## Work order
Without leaving anything out, print every line of the data.

*****

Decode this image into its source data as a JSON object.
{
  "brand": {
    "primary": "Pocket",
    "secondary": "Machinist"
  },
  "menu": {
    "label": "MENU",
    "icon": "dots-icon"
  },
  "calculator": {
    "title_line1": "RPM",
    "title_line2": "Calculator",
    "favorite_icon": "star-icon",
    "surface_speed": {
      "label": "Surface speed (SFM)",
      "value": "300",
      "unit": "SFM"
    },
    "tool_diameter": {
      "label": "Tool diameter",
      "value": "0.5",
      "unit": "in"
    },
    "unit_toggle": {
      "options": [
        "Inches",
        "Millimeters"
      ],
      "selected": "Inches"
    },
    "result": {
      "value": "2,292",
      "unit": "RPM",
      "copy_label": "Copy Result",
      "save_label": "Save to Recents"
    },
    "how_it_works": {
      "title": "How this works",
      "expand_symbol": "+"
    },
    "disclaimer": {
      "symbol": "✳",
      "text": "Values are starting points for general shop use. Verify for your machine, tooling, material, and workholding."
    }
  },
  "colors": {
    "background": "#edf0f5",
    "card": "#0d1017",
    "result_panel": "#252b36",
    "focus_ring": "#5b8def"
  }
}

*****

## Exercise solution
Decode this image into its source data as a JSON object.
{
  "brand": {
    "primary": "Pocket",
    "secondary": "Machinist"
  },
  "menu": {
    "label": "MENU",
    "icon": "dots-icon"
  },
  "calculator": {
    "title_line1": "RPM",
    "title_line2": "Calculator",
    "favorite_icon": "star-icon",
    "surface_speed": {
      "label": "Surface speed (SFM)",
      "value": "300",
      "unit": "SFM"
    },
    "tool_diameter": {
      "label": "Tool diameter",
      "value": "0.5",
      "unit": "in"
    },
    "unit_toggle": {
      "options": [
        "Inches",
        "Millimeters"
      ],
      "selected": "Inches"
    },
    "result": {
      "value": "2,292",
      "unit": "RPM",
      "copy_label": "Copy Result",
      "save_label": "Save to Recents"
    },
    "how_it_works": {
      "title": "How this works",
      "expand_symbol": "+"
    },
    "disclaimer": {
      "symbol": "✳",
      "text": "Values are starting points for general shop use. Verify for your machine, tooling, material, and workholding."
    }
  },
  "colors": {
    "background": "#edf0f5",
    "card": "#0d1017",
    "result_panel": "#252b36",
    "focus_ring": "#5b8def"
  }
}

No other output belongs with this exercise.